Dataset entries
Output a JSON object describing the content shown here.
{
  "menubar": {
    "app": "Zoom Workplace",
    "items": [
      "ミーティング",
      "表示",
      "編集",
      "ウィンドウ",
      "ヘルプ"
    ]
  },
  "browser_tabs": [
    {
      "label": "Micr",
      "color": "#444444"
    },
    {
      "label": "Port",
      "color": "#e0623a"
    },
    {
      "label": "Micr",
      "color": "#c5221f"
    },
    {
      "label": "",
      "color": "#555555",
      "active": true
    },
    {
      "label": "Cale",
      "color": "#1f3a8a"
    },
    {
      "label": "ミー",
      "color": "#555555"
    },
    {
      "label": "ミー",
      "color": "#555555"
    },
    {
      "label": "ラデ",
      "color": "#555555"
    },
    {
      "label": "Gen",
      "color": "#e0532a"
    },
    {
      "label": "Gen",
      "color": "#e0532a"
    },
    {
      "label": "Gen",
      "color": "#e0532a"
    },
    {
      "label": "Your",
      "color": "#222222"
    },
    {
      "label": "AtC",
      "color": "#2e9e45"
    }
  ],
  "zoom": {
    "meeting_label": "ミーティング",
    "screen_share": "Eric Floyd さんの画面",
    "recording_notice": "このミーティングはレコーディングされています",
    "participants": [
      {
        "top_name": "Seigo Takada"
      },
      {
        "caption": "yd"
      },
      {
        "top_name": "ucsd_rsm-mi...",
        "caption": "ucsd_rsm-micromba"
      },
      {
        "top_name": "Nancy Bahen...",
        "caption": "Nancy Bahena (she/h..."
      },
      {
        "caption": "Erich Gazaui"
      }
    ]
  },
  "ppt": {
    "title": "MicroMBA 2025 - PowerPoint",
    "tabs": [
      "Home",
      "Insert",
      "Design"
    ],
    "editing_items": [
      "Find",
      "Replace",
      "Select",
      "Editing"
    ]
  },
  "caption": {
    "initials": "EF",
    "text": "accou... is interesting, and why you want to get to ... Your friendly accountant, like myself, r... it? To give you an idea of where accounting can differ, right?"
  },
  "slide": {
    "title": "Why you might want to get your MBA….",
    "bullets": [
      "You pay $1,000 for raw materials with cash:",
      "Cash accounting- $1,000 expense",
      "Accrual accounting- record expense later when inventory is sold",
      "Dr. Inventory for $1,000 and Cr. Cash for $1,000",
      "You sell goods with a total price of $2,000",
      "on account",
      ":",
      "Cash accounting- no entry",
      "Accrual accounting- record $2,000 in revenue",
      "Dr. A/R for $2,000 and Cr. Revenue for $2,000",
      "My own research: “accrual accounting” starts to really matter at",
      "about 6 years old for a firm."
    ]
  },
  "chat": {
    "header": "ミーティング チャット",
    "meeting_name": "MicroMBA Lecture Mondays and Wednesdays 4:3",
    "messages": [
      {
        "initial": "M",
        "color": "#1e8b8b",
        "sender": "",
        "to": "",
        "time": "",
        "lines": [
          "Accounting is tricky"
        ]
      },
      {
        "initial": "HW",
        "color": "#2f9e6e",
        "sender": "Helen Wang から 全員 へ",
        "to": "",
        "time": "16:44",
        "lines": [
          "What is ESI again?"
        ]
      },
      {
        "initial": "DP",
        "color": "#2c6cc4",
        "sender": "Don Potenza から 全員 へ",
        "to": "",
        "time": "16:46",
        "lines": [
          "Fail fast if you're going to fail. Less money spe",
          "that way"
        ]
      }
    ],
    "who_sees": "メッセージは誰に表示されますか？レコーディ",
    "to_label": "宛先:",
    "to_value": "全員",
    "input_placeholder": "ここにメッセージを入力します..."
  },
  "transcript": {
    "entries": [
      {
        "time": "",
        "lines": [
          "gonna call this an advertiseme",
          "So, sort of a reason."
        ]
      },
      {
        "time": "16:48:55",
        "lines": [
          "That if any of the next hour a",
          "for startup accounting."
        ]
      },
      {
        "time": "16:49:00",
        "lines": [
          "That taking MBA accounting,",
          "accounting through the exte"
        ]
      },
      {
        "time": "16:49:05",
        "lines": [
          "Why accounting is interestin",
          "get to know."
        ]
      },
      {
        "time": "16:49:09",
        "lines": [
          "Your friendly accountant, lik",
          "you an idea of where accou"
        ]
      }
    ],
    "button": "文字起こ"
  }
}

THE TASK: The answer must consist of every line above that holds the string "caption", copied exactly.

SOLUTION TO THIS EXERCISE:
        "caption": "yd"
        "caption": "ucsd_rsm-micromba"
        "caption": "Nancy Bahena (she/h..."
        "caption": "Erich Gazaui"
  "caption": {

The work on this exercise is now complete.